Kim Kardashian’s 2024 Met Gala look places health implications of the waistline revolution in the spotlight

Kim Kardashian’s 2024 Met Gala look.Picture: Instagram.

Kim Kardashian’s 2024 Met Gala look.Picture: Instagram.

Published May 8, 2024


The 2024 Met Gala was a feast for the eyes at the Metropolitan Museum of Art in New York.

Widely regarded as fashion’s biggest night out, the annual fundraising gala, affectionately known as the Met Ball, sees celebrities, designers and high-profile figures creatively expressing themselves on every first Monday of May.

This year's theme was "Sleeping Beauties: Reawakening Fashion," but the official dress code was the “Garden of Time,” which was inspired by British author JG Ballard’s 1962 short story which is set in a garden filled with translucent, time-manipulating flowers.

The renowned gathering saw the globe’s biggest stars bring the theme to life in their own unique ways.

And with the world watching, Kim Kardashian managed to steal the spotlight with her incredibly snatched and almost non-existent waistline in a one-of-a-kind sheer dress designed by John Galliano, the creative director of Maison Margiela.

The reality star and entrepreneur’s garment, with floral motifs imprinted on the bodice, also included a silver corset that seemed to cinch her waist to the extreme.

The “Skims” mogul, is no stranger to making sacrifices for fashion, particularly for her Met Gala looks.

In 2019, she brought designer Thierry Mugler out of retirement to create a super tight "wet dress" that left marks on her body.

She has since admitted that dress was painful to wear. But her outfit to this year’s event might have been taken an even bigger toll on her body as her cinched waistline continues to be a topic of heated debates.

Kim Kardashian West wearing a Thierry Mugler designed dress at the 2019 Met Gala. Picture: Reuters.

The corset was so tight it looked like she could hardly walk or breathe and it sculpted her body in a way that it adds to narratives around unrealistic body expectations.

As Kardashian’s barely-there waist continues to trend on social media, Independent Media Lifestyle spoke to renowned Durban-based plastic surgeon, Dr. Kajal Lutchminarian, to get her insights into the health implications of waistline fashion.

Also known fondly as Dr. Klutch, Lutchminarian has been recognised by The Association of Plastic, Reconstructive and Aesthetic Surgeons of Southern Africa (APRSSA) for her exceptional work in plastic, reconstructive and aesthetic surgery.

Picture: Dr. Kajal Lutchminarian, known fondly as Dr. Klutch/Supplied

She explained that the craze around extreme waistline alteration methods, like using corsets or waist trainers in a bid to significantly slim the midsection, are not as harmless as they might appear.

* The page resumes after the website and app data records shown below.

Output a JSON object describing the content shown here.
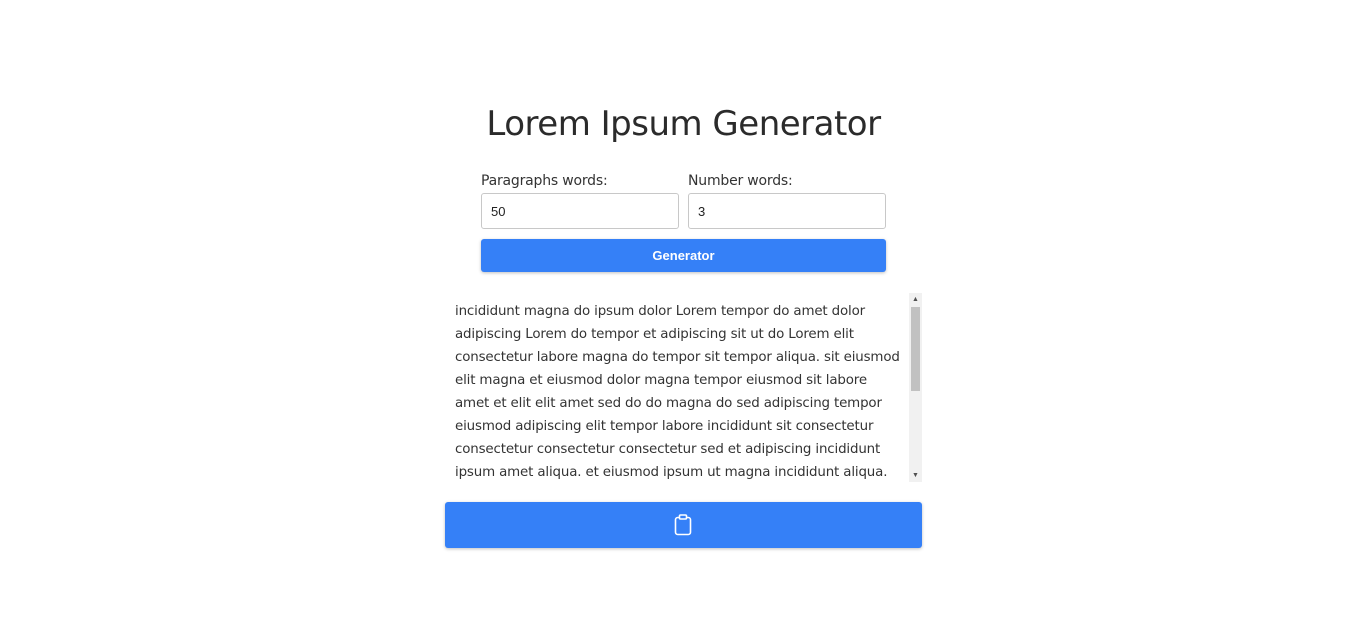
{
  "header": {
    "title": "Lorem Ipsum Generator"
  },
  "form": {
    "paragraphs": {
      "label": "Paragraphs words:",
      "value": "50"
    },
    "number": {
      "label": "Number words:",
      "value": "3"
    },
    "generate_label": "Generator"
  },
  "output": {
    "text": "incididunt magna do ipsum dolor Lorem tempor do amet dolor adipiscing Lorem do tempor et adipiscing sit ut do Lorem elit consectetur labore magna do tempor sit tempor aliqua. sit eiusmod elit magna et eiusmod dolor magna tempor eiusmod sit labore amet et elit elit amet sed do do magna do sed adipiscing tempor eiusmod adipiscing elit tempor labore incididunt sit consectetur consectetur consectetur consectetur sed et adipiscing incididunt ipsum amet aliqua. et eiusmod ipsum ut magna incididunt aliqua. do amet dolor sit"
  },
  "copy_button": {
    "icon": "clipboard-icon"
  },
  "colors": {
    "accent": "#3580f7",
    "text": "#333333",
    "background": "#ffffff"
  }
}
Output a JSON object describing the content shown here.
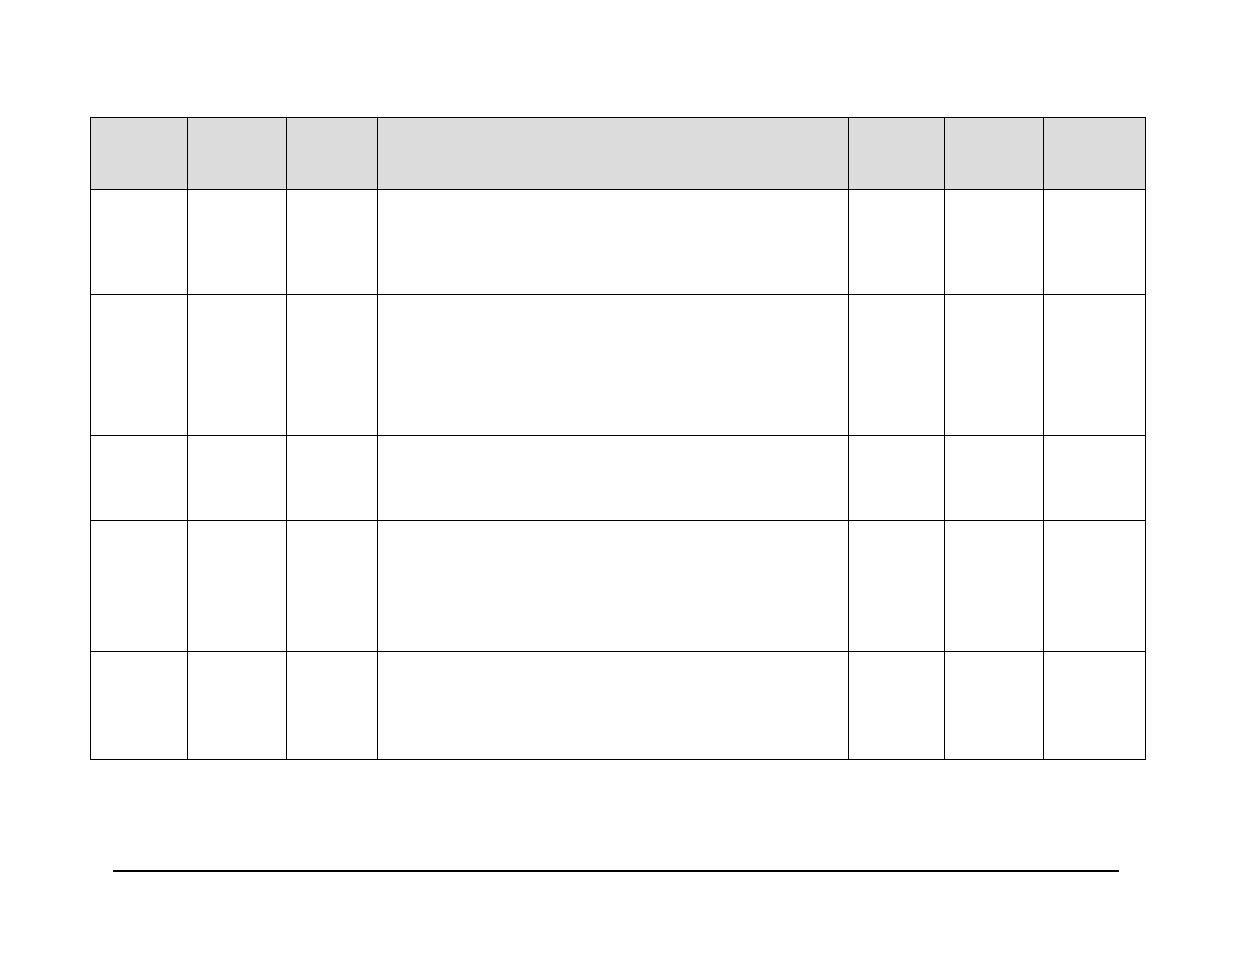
{
  "table": {
    "headers": [
      "",
      "",
      "",
      "",
      "",
      "",
      ""
    ],
    "rows": [
      [
        "",
        "",
        "",
        "",
        "",
        "",
        ""
      ],
      [
        "",
        "",
        "",
        "",
        "",
        "",
        ""
      ],
      [
        "",
        "",
        "",
        "",
        "",
        "",
        ""
      ],
      [
        "",
        "",
        "",
        "",
        "",
        "",
        ""
      ],
      [
        "",
        "",
        "",
        "",
        "",
        "",
        ""
      ]
    ]
  }
}
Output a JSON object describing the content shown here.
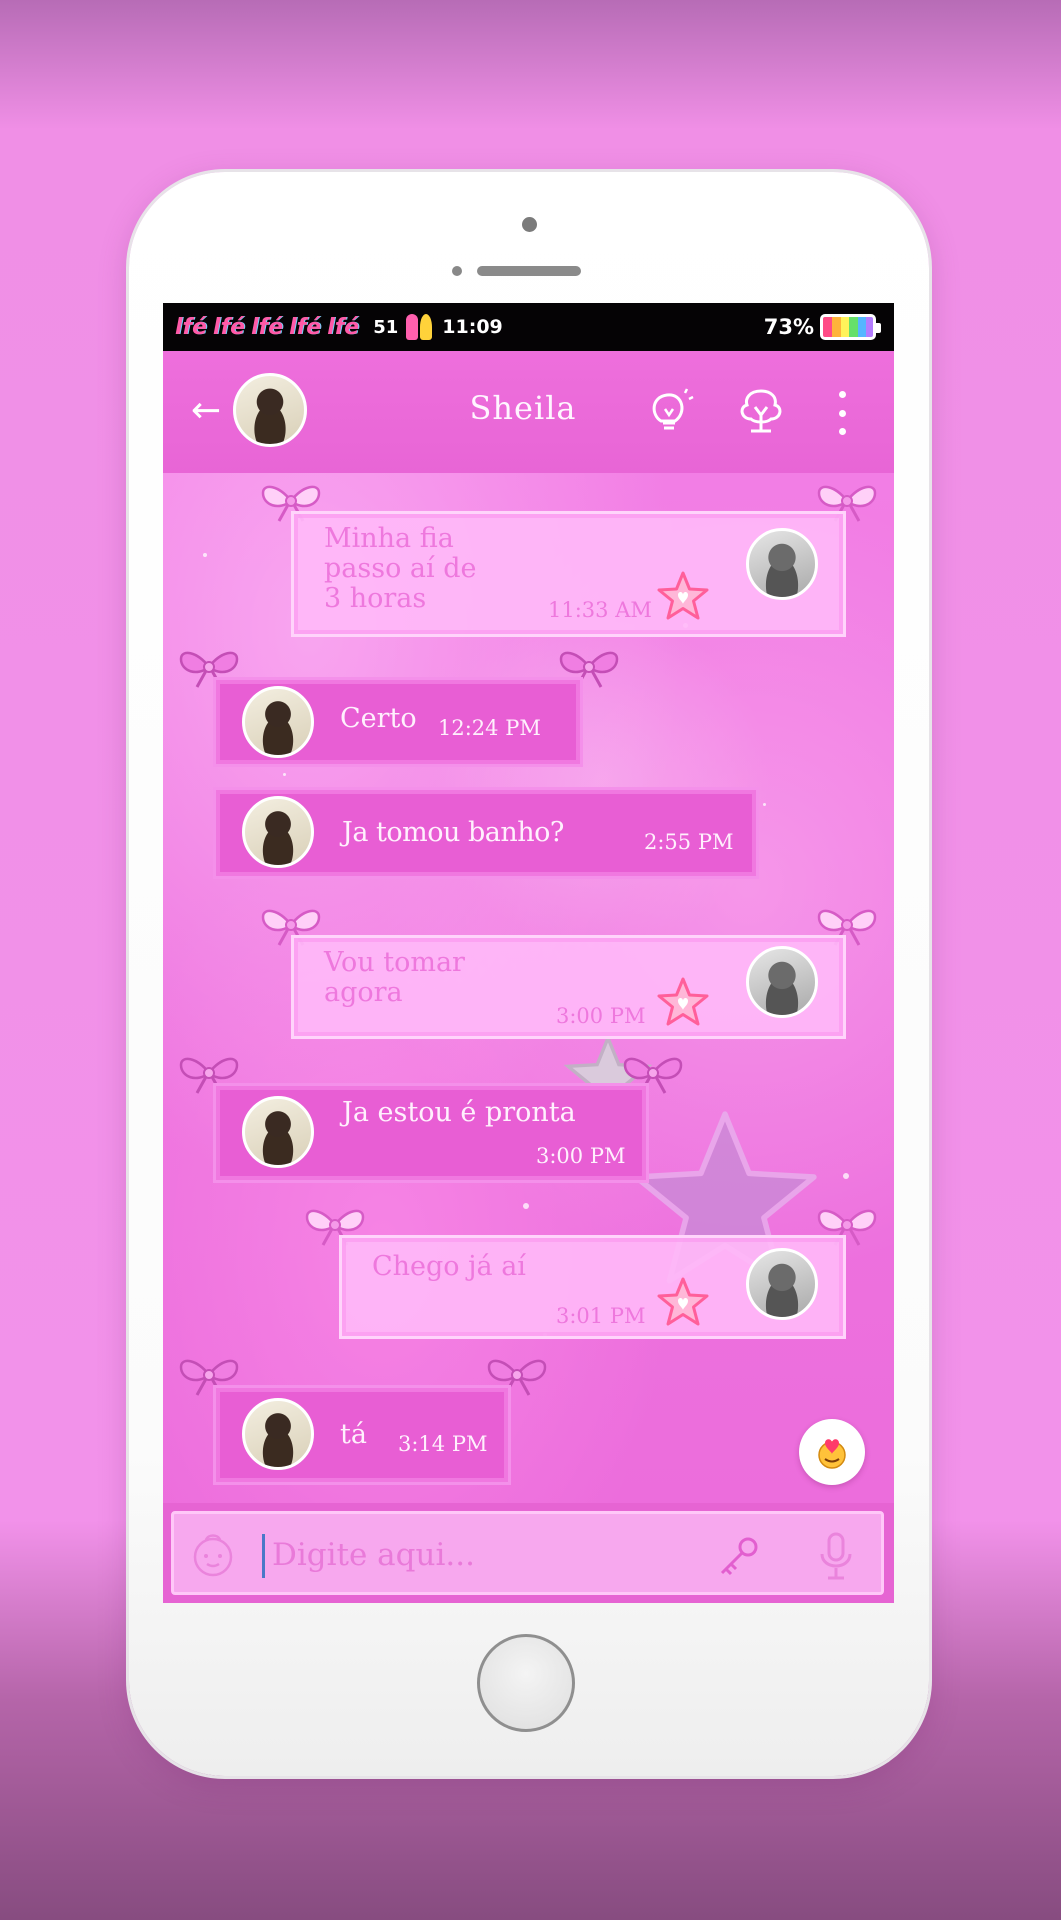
{
  "status_bar": {
    "notification_icons": [
      "lfé",
      "lfé",
      "lfé",
      "lfé",
      "lfé"
    ],
    "signal": "51",
    "time": "11:09",
    "battery": "73%"
  },
  "header": {
    "contact_name": "Sheila"
  },
  "messages": [
    {
      "direction": "out",
      "text": "Minha fia\npasso aí de\n3 horas",
      "time": "11:33 AM"
    },
    {
      "direction": "in",
      "text": "Certo",
      "time": "12:24 PM"
    },
    {
      "direction": "in",
      "text": "Ja tomou banho?",
      "time": "2:55 PM"
    },
    {
      "direction": "out",
      "text": "Vou tomar\nagora",
      "time": "3:00 PM"
    },
    {
      "direction": "in",
      "text": "Ja estou é pronta",
      "time": "3:00 PM"
    },
    {
      "direction": "out",
      "text": "Chego já aí",
      "time": "3:01 PM"
    },
    {
      "direction": "in",
      "text": "tá",
      "time": "3:14 PM"
    }
  ],
  "input": {
    "placeholder": "Digite aqui..."
  },
  "icons": {
    "back": "arrow-left-icon",
    "idea": "lightbulb-icon",
    "tree": "tree-icon",
    "menu": "more-vertical-icon",
    "emoji": "emoji-icon",
    "attach": "key-icon",
    "voice": "microphone-icon",
    "sticker": "baby-face-icon"
  },
  "colors": {
    "accent": "#e865d6",
    "outgoing_bubble": "#ffb9f8",
    "incoming_bubble": "#e85ed4"
  }
}
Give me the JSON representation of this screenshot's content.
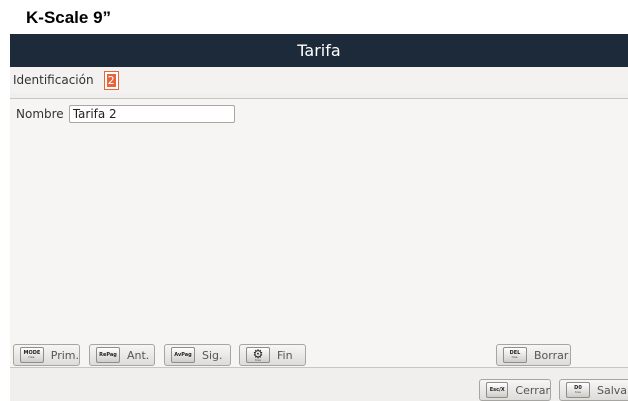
{
  "caption": "K-Scale 9”",
  "window": {
    "title": "Tarifa"
  },
  "id_field": {
    "label": "Identificación",
    "value": "2"
  },
  "name_field": {
    "label": "Nombre",
    "value": "Tarifa 2"
  },
  "buttons": {
    "first": {
      "key": "MODE",
      "key_sub": "tres.",
      "label": "Prim."
    },
    "prev": {
      "key": "RePag",
      "label": "Ant."
    },
    "next": {
      "key": "AvPag",
      "label": "Sig."
    },
    "last": {
      "icon": "gear-icon",
      "key_sub": "tres",
      "label": "Fin"
    },
    "delete": {
      "key": "DEL",
      "key_sub": "tres.",
      "label": "Borrar"
    },
    "close": {
      "key": "Esc/X",
      "label": "Cerrar"
    },
    "save": {
      "key": "D0",
      "key_sub": "tres",
      "label": "Salvar"
    }
  }
}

Lutchminarian warned that compressing the abdomen tightly not only creates discomfort, but can also lead to serious health issues.

“This squeezing can increase abdominal pressure, shifting organs from their natural positions and possibly triggering a variety of health complications,” she explained.

The plastic surgeon added that these fashion "trends" might be doing more harm than good, putting aesthetics before health and potentially causing irreversible damage to the body and overall well-being.

“There are short-term and long-term side effects that tight waist training or corseting practices can lead to,” she said.

“Squeezing our waists with corsets or waist trainers isn't as great as we think. These tight accessories cause digestive issues like acid reflux and constipation. What's more is that wearing them for too long could reduce our lung capacity and mess with our blood flow.”

Lutchminarian added that the overuse of a waist trainer could also affect a person’s posture, which could cause back pain and weakened muscles.

“If you're chasing a slimmer figure by tight lacing, you might end up losing not just weight, but also crucial muscle and essential fats. This can throw a wrench into your health and metabolism,” she said.

“Ribs being squeezed into unnatural shapes also risks misalignment or fractures.”

Meanwhile, Lutchminarian noted that blood flow can also take a hit from overly tight waist hugging as it increases the chances of blood clots, the formation of varicose veins and even heart issues.

“Continuous compression of organs like the liver and kidneys can impair their function, affecting metabolism, detoxification and waste elimination.”

In the pursuit of timeless beauty, Dr Klutch warned that tight waist trainers and corsets may compress nerves, leading to numbness, tingling, or nerve damage in the abdominal area.

She also believes that seeing people with what is deemed to be the perfect body on social media, can cause scores around the world to develop eating disorders and mental health problems.

To tackle this issue, Lutchminarian stressed that it's important to encourage people to feel good about their bodies, to accept themselves for who they are and to question these unrealistic standards of beauty.

“Doing this can help create a more positive view of our bodies and boost our self-esteem,” she said.

“I feel that the pursuit of an extremely altered waistline, influenced by societal pressures and social media, can lead to detrimental psychological effects.”

“Everything should be done in a balanced way and there are limits to what one should aim or achieve to look like,” she added.